For each line of the data that includes the word "JSON", copy the line.
------------
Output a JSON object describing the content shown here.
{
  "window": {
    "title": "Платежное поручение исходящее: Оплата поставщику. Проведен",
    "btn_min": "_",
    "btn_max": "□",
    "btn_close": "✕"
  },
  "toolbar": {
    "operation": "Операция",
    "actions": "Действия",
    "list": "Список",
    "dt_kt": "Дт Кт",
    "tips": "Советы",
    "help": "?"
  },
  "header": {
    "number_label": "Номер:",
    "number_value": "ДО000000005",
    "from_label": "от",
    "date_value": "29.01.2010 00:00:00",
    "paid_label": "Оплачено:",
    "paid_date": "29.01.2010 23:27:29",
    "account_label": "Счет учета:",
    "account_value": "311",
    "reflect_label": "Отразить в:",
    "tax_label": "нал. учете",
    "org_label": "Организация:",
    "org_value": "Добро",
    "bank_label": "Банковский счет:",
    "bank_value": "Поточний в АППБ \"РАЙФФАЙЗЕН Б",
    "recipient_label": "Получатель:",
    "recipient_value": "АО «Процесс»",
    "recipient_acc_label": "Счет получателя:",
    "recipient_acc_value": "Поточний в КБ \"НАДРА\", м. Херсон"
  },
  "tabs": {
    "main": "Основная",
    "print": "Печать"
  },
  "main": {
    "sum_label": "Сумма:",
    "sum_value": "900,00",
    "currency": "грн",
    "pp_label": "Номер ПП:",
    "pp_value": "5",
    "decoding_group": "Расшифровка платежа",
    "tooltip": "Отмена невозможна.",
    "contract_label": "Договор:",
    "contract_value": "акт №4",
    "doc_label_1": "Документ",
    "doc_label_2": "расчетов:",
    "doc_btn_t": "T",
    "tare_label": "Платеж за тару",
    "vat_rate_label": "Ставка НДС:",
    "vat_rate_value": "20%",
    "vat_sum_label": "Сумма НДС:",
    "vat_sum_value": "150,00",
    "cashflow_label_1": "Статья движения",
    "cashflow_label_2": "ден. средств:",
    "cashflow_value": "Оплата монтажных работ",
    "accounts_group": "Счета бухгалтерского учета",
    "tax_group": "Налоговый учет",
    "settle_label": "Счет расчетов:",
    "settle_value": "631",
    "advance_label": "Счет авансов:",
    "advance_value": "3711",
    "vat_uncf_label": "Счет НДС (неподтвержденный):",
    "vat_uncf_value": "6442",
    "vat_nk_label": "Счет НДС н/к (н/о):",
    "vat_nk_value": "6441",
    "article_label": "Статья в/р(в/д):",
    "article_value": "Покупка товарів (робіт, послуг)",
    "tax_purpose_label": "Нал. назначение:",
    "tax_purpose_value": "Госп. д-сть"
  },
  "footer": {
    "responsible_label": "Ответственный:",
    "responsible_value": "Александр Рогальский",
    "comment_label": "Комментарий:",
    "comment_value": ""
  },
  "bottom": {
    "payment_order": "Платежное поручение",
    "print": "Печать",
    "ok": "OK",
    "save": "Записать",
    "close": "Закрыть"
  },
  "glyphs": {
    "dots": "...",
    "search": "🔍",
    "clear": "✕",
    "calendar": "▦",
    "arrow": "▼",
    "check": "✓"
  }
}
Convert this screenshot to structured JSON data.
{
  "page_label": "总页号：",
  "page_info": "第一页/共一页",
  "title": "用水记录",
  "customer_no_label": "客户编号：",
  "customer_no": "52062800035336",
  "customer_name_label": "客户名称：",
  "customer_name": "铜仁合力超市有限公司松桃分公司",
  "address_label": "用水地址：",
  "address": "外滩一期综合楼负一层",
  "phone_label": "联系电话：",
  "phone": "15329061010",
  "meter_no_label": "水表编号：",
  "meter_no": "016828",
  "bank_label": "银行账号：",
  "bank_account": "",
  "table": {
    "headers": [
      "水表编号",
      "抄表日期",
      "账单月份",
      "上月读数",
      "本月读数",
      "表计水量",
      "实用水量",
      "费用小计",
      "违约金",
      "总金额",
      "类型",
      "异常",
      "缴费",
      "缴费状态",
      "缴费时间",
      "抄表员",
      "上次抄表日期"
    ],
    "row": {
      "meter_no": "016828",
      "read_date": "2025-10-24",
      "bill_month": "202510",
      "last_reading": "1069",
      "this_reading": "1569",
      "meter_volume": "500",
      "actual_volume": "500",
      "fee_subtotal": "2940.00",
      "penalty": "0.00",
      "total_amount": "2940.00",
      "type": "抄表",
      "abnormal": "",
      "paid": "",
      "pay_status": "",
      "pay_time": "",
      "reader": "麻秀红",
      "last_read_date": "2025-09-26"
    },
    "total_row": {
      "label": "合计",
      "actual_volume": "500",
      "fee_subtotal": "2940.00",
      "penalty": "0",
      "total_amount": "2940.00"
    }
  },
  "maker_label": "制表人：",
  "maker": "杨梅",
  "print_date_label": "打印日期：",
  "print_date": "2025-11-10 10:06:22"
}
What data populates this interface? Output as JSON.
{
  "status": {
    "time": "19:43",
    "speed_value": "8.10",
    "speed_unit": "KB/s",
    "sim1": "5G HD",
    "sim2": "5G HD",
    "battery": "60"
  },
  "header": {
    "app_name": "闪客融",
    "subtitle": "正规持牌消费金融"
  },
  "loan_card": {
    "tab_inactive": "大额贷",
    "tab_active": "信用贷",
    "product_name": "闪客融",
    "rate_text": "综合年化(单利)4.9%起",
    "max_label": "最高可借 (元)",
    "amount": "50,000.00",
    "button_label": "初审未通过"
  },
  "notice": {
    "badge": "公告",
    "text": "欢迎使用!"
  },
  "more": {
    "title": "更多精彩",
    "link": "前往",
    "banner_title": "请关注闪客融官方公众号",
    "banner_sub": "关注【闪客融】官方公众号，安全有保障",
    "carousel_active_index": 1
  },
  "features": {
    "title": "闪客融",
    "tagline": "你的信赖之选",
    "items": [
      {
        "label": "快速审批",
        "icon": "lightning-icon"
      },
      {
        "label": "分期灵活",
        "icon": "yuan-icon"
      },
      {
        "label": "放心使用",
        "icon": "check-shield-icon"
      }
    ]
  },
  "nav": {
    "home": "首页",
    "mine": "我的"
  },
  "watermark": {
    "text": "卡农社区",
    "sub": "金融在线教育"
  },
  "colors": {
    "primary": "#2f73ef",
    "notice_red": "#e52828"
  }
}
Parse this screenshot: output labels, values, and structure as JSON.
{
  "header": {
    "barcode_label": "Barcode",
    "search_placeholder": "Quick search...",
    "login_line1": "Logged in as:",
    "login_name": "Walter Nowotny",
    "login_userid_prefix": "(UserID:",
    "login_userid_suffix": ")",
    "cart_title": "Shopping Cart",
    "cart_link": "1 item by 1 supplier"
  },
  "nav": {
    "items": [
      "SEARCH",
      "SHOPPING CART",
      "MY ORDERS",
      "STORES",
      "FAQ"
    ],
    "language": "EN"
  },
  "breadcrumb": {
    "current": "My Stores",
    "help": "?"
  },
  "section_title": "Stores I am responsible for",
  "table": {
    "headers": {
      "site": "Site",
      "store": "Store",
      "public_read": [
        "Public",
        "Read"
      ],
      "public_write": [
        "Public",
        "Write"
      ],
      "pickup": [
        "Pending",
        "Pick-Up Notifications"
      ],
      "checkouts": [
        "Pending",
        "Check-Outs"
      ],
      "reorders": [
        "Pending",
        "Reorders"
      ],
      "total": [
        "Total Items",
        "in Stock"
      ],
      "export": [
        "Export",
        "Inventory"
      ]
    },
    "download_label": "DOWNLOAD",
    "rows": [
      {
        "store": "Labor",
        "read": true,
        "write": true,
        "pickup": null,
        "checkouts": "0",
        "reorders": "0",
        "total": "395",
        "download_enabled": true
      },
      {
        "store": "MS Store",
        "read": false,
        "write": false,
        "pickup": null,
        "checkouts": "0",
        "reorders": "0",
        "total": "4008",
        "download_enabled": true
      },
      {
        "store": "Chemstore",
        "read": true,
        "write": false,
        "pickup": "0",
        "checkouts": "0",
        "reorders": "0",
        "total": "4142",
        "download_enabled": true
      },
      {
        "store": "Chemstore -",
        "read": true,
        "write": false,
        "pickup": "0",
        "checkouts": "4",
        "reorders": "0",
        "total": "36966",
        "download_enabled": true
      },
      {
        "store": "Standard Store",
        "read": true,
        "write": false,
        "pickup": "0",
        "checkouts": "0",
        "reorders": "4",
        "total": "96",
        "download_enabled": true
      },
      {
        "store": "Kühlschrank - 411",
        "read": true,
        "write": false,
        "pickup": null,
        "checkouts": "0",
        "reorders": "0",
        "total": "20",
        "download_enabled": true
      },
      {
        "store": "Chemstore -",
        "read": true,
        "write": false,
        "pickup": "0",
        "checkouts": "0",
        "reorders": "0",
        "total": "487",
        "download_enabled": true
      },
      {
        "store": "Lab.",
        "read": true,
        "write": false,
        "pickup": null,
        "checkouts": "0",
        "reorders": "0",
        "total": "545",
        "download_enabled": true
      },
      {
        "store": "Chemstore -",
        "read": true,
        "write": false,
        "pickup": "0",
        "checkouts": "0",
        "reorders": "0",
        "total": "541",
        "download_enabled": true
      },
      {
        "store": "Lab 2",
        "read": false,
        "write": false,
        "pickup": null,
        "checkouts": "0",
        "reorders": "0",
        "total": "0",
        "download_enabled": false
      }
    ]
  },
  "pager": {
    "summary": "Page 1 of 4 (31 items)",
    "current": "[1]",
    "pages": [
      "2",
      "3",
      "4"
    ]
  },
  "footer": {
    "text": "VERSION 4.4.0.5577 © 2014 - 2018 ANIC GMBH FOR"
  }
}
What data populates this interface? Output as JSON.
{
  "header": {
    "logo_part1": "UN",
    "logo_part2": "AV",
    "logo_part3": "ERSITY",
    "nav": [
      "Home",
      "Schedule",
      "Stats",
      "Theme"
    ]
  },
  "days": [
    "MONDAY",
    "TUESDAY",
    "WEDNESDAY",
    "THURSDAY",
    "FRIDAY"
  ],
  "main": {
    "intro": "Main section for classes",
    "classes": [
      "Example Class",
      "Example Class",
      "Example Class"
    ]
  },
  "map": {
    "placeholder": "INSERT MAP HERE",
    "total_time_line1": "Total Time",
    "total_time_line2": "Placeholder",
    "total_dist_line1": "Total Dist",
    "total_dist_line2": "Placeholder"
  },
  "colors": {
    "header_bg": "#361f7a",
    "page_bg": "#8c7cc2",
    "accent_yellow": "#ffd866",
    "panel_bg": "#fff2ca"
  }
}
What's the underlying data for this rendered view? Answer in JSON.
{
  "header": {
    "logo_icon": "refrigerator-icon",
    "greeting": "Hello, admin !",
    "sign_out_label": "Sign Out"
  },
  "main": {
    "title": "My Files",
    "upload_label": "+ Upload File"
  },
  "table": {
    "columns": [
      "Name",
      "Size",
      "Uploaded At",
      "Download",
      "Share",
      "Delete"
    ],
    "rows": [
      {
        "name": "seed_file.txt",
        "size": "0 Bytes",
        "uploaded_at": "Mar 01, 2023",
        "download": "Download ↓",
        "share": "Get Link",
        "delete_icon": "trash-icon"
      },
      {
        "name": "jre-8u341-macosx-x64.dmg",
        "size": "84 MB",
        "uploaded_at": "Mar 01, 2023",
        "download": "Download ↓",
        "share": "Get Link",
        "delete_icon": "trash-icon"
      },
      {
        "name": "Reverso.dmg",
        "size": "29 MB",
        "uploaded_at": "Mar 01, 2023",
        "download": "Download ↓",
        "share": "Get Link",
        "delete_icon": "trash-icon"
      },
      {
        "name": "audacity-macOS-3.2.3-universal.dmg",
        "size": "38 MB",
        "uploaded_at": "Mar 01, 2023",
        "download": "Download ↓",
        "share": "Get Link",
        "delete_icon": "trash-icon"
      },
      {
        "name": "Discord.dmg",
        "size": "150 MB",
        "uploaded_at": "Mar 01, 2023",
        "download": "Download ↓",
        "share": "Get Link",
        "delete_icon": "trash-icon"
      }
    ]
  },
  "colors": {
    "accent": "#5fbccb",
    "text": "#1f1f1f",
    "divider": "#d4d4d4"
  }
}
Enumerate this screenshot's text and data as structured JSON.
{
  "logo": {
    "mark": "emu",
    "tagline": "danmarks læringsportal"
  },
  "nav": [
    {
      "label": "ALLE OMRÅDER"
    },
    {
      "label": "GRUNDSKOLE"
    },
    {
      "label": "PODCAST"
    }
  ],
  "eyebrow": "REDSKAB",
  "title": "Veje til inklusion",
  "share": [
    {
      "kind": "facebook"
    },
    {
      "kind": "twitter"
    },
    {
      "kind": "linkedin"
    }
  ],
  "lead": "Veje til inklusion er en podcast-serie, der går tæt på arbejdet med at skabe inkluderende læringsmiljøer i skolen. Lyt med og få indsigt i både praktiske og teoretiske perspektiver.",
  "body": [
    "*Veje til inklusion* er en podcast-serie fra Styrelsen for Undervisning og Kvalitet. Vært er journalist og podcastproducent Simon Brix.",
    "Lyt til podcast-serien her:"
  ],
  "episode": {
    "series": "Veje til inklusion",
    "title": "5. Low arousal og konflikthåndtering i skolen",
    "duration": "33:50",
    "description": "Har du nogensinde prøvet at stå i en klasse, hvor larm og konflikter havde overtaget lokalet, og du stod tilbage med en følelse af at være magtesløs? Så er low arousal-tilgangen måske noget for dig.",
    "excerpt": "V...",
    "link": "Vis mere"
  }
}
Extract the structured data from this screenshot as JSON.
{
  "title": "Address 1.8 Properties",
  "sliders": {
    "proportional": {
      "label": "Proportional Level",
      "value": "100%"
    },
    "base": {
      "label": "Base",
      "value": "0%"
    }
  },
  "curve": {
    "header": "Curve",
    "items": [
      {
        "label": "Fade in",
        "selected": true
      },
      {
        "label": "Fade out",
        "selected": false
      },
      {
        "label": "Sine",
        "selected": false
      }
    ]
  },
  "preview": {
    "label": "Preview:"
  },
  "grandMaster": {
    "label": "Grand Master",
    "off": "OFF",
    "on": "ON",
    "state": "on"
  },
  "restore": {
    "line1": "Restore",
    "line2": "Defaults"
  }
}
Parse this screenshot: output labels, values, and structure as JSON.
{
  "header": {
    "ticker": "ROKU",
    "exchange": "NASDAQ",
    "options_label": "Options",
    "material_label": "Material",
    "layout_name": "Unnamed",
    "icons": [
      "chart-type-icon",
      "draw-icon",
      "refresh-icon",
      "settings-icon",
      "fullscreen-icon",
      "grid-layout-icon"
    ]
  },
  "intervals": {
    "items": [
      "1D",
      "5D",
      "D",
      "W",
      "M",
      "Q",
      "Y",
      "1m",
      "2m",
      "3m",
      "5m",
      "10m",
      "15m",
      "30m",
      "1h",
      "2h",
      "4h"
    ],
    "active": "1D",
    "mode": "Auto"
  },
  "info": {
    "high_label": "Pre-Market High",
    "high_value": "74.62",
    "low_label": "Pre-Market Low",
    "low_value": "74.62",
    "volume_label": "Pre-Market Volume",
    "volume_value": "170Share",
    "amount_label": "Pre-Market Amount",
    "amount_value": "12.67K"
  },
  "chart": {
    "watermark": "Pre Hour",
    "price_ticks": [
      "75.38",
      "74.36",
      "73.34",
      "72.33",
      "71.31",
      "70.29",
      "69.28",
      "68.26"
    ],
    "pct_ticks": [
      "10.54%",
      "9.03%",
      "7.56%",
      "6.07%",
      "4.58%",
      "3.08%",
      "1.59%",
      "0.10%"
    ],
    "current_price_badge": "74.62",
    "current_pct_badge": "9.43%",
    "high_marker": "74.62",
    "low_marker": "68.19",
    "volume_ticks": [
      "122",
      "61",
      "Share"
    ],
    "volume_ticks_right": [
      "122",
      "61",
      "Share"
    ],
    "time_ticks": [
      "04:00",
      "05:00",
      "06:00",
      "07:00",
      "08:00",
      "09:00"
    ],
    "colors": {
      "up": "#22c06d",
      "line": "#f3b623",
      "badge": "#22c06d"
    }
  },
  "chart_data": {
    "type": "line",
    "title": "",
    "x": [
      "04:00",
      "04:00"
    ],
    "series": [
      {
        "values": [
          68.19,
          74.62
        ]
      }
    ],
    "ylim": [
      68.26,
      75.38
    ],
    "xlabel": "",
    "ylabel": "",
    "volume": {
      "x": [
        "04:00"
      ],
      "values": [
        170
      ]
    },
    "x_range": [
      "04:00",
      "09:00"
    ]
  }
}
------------
- _ANSWER BOX_
Output a JSON object describing the content shown here.
Convert this screenshot to structured JSON data.
What data populates this interface? Output as JSON.
Parse this screenshot: output labels, values, and structure as JSON.
What data populates this interface? Output as JSON.
What's the underlying data for this rendered view? Answer in JSON.
Enumerate this screenshot's text and data as structured JSON.
Extract the structured data from this screenshot as JSON.
Parse this screenshot: output labels, values, and structure as JSON.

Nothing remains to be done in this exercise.